If all of this isn’t enough to convince you to make getting more zzzz’s a priority, consider the fact that fatigue is to blame for many common accidents. Not having slept for 20 hours or more creates a level of impairment equal to being legally intoxicated. Too bad police aren’t able to dole out a DWE (driving while exhausted) to drivers who stayed up too late binge watching Netflix the night before.

While the prevalence of sleep deprivation is serious, the good news is that the sleep is free for the taking. And unlike lunges and planks, it actually feels good. It’s just a matter of making it a priority in our lives (and saving that next episode of Orange is the New Black for tomorrow night).

But for many people, getting good sleep is a challenge because they have a hard time falling asleep or staying asleep. For insomniacs, our brains are our worst enemies – just as we know we should be falling asleep, we find ourselves re-hashing a conversation with a co-worker or thinking about our to-do lists for tomorrow.

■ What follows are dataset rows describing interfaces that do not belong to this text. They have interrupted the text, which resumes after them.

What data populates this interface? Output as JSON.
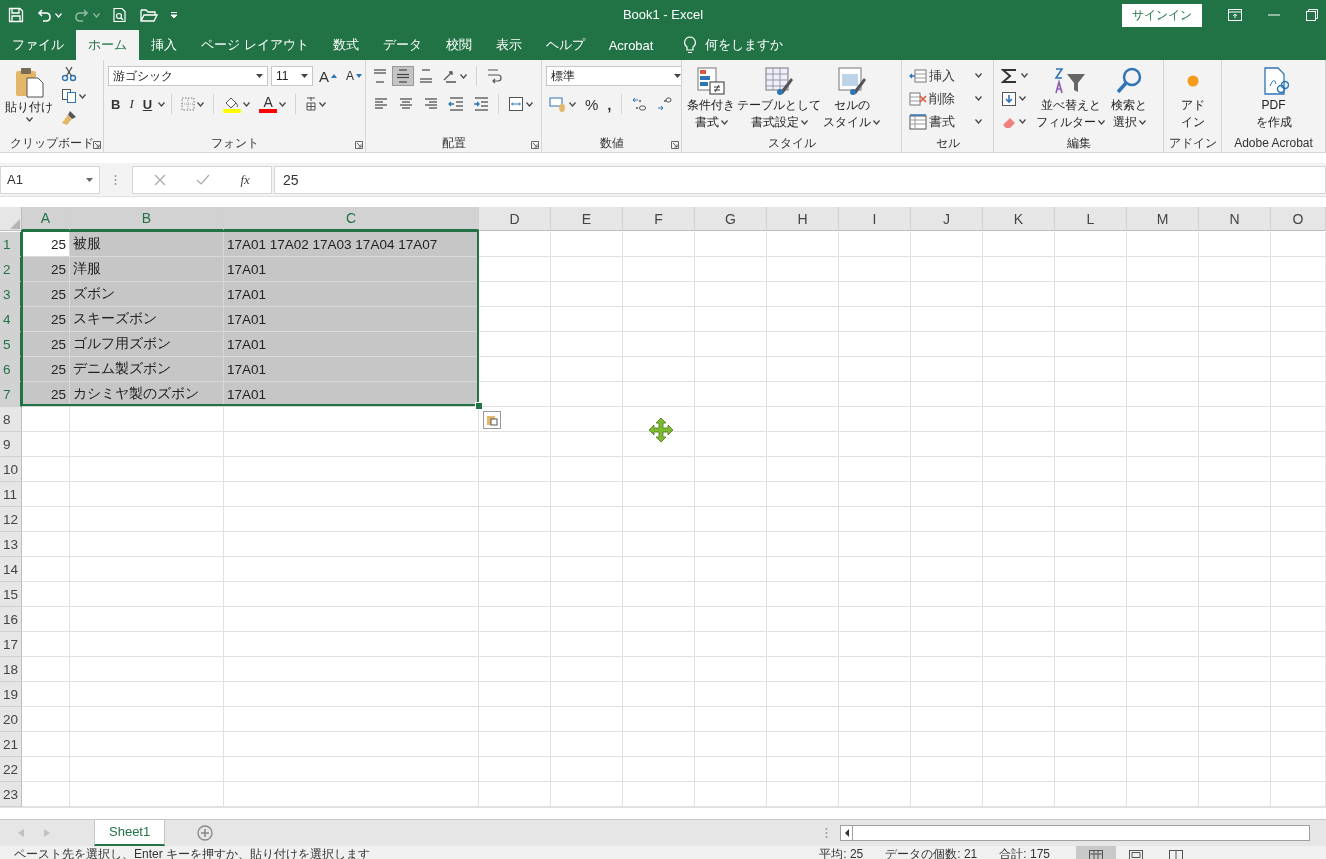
{
  "title_bar": {
    "title": "Book1  -  Excel",
    "sign_in": "サインイン"
  },
  "tabs": [
    {
      "label": "ファイル",
      "selected": false
    },
    {
      "label": "ホーム",
      "selected": true
    },
    {
      "label": "挿入",
      "selected": false
    },
    {
      "label": "ページ レイアウト",
      "selected": false
    },
    {
      "label": "数式",
      "selected": false
    },
    {
      "label": "データ",
      "selected": false
    },
    {
      "label": "校閲",
      "selected": false
    },
    {
      "label": "表示",
      "selected": false
    },
    {
      "label": "ヘルプ",
      "selected": false
    },
    {
      "label": "Acrobat",
      "selected": false
    }
  ],
  "tell_me": "何をしますか",
  "ribbon": [
    {
      "kind": "clipboard",
      "label": "クリップボード",
      "paste": "貼り付け"
    },
    {
      "kind": "font",
      "label": "フォント",
      "font": "游ゴシック",
      "size": "11",
      "grow": "A",
      "shrink": "A",
      "bold": "B",
      "italic": "I",
      "underline": "U",
      "font_color": "A"
    },
    {
      "kind": "alignment",
      "label": "配置",
      "vertical": [
        {
          "selected": false
        },
        {
          "selected": true
        },
        {
          "selected": false
        }
      ]
    },
    {
      "kind": "number",
      "label": "数値",
      "format": "標準",
      "percent": "%",
      "comma": ","
    },
    {
      "kind": "styles",
      "label": "スタイル",
      "buttons": [
        {
          "lines": [
            "条件付き",
            "書式"
          ],
          "menu": true
        },
        {
          "lines": [
            "テーブルとして",
            "書式設定"
          ],
          "menu": true
        },
        {
          "lines": [
            "セルの",
            "スタイル"
          ],
          "menu": true
        }
      ]
    },
    {
      "kind": "cells",
      "label": "セル",
      "buttons": [
        "挿入",
        "削除",
        "書式"
      ]
    },
    {
      "kind": "editing",
      "label": "編集",
      "buttons": [
        {
          "lines": [
            "並べ替えと",
            "フィルター"
          ],
          "menu": true
        },
        {
          "lines": [
            "検索と",
            "選択"
          ],
          "menu": true
        }
      ]
    },
    {
      "kind": "addins",
      "label": "アドイン",
      "buttons": [
        {
          "lines": [
            "アド",
            "イン"
          ],
          "menu": false
        }
      ]
    },
    {
      "kind": "acrobat",
      "label": "Adobe Acrobat",
      "buttons": [
        {
          "lines": [
            "PDF",
            "を作成"
          ],
          "menu": false
        }
      ]
    }
  ],
  "formula_bar": {
    "name_box": "A1",
    "fx": "fx",
    "value": "25"
  },
  "columns": [
    {
      "label": "A",
      "selected": true
    },
    {
      "label": "B",
      "selected": true
    },
    {
      "label": "C",
      "selected": true
    },
    {
      "label": "D",
      "selected": false
    },
    {
      "label": "E",
      "selected": false
    },
    {
      "label": "F",
      "selected": false
    },
    {
      "label": "G",
      "selected": false
    },
    {
      "label": "H",
      "selected": false
    },
    {
      "label": "I",
      "selected": false
    },
    {
      "label": "J",
      "selected": false
    },
    {
      "label": "K",
      "selected": false
    },
    {
      "label": "L",
      "selected": false
    },
    {
      "label": "M",
      "selected": false
    },
    {
      "label": "N",
      "selected": false
    },
    {
      "label": "O",
      "selected": false
    }
  ],
  "rows": [
    {
      "header": "1",
      "selected": true,
      "active": true,
      "cells": [
        "25",
        "被服",
        "17A01 17A02 17A03 17A04 17A07"
      ]
    },
    {
      "header": "2",
      "selected": true,
      "cells": [
        "25",
        "洋服",
        "17A01"
      ]
    },
    {
      "header": "3",
      "selected": true,
      "cells": [
        "25",
        "ズボン",
        "17A01"
      ]
    },
    {
      "header": "4",
      "selected": true,
      "cells": [
        "25",
        "スキーズボン",
        "17A01"
      ]
    },
    {
      "header": "5",
      "selected": true,
      "cells": [
        "25",
        "ゴルフ用ズボン",
        "17A01"
      ]
    },
    {
      "header": "6",
      "selected": true,
      "cells": [
        "25",
        "デニム製ズボン",
        "17A01"
      ]
    },
    {
      "header": "7",
      "selected": true,
      "cells": [
        "25",
        "カシミヤ製のズボン",
        "17A01"
      ]
    },
    {
      "header": "8",
      "selected": false
    },
    {
      "header": "9",
      "selected": false
    },
    {
      "header": "10",
      "selected": false
    },
    {
      "header": "11",
      "selected": false
    },
    {
      "header": "12",
      "selected": false
    },
    {
      "header": "13",
      "selected": false
    },
    {
      "header": "14",
      "selected": false
    },
    {
      "header": "15",
      "selected": false
    },
    {
      "header": "16",
      "selected": false
    },
    {
      "header": "17",
      "selected": false
    },
    {
      "header": "18",
      "selected": false
    },
    {
      "header": "19",
      "selected": false
    },
    {
      "header": "20",
      "selected": false
    },
    {
      "header": "21",
      "selected": false
    },
    {
      "header": "22",
      "selected": false
    },
    {
      "header": "23",
      "selected": false
    }
  ],
  "sheets": [
    {
      "label": "Sheet1",
      "selected": true
    }
  ],
  "status_bar": {
    "message": "ペースト先を選択し、Enter キーを押すか、貼り付けを選択します",
    "stats": [
      "平均: 25",
      "データの個数: 21",
      "合計: 175"
    ],
    "views": [
      {
        "selected": true
      },
      {
        "selected": false
      },
      {
        "selected": false
      }
    ]
  }
}
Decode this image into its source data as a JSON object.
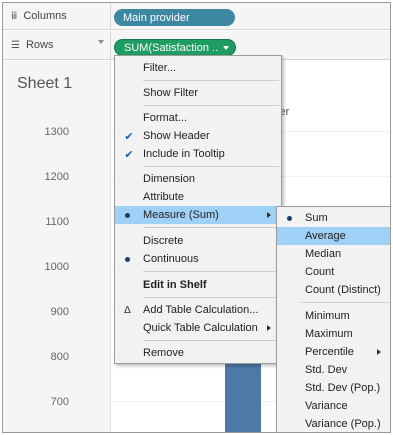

Float therapy can help with this because the warm salt water supporting our bodies and the silent, dark environment removes any distractions, making it so much easier to focus on the breath, to focus on the present. You might think of float therapy like training wheels for mindfulness. The more we float, the stronger our minds become, allowing us to focus on the present and not be distracted by stray thoughts. No more “monkey brain”, no more sleepless nights and groggy mornings. This is your brain on float therapy.

The best thing about float therapy is that the effects are long lasting. It’s not about the hour of rest you get while floating – it’s about the sense of centered calm that you carry with you for days. It’s also cumulative – the more you float, the more you get out of it. Frequent floaters are able to get into that “sweet spot” within minutes and to replicate some of this mindfulness outside of the float pod as well. Which can be very useful at 11 pm when you know you should be getting some shut-eye.